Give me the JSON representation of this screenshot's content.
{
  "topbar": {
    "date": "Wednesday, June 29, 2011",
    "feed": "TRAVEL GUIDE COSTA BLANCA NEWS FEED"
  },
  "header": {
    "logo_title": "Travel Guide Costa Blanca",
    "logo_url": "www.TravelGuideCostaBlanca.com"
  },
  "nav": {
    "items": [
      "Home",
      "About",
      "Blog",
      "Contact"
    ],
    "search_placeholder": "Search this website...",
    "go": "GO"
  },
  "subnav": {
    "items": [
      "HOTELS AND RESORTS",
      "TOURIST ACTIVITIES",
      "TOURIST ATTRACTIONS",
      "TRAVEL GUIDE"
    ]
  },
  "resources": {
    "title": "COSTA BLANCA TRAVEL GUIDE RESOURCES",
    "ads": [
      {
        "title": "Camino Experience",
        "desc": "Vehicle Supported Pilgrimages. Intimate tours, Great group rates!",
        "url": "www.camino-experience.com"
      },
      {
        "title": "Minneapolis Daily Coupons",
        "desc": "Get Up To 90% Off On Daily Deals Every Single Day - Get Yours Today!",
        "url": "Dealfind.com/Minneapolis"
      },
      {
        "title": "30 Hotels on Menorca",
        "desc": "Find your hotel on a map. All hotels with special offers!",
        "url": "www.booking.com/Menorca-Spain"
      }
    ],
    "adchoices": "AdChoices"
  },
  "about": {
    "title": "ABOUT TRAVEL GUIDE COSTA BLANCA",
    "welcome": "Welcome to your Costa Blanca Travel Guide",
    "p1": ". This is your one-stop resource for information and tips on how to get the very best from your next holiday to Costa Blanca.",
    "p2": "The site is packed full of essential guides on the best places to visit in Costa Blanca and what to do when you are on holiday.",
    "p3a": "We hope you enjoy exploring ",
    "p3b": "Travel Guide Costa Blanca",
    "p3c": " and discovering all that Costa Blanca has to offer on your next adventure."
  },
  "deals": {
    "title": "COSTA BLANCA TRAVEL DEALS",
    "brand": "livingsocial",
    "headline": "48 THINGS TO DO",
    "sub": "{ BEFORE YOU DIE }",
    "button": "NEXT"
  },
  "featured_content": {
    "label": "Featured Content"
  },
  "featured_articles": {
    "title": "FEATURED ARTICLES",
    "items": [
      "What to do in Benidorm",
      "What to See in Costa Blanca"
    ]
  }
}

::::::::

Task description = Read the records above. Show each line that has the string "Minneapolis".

Answer for the task =
        "title": "Minneapolis Daily Coupons",
        "url": "Dealfind.com/Minneapolis"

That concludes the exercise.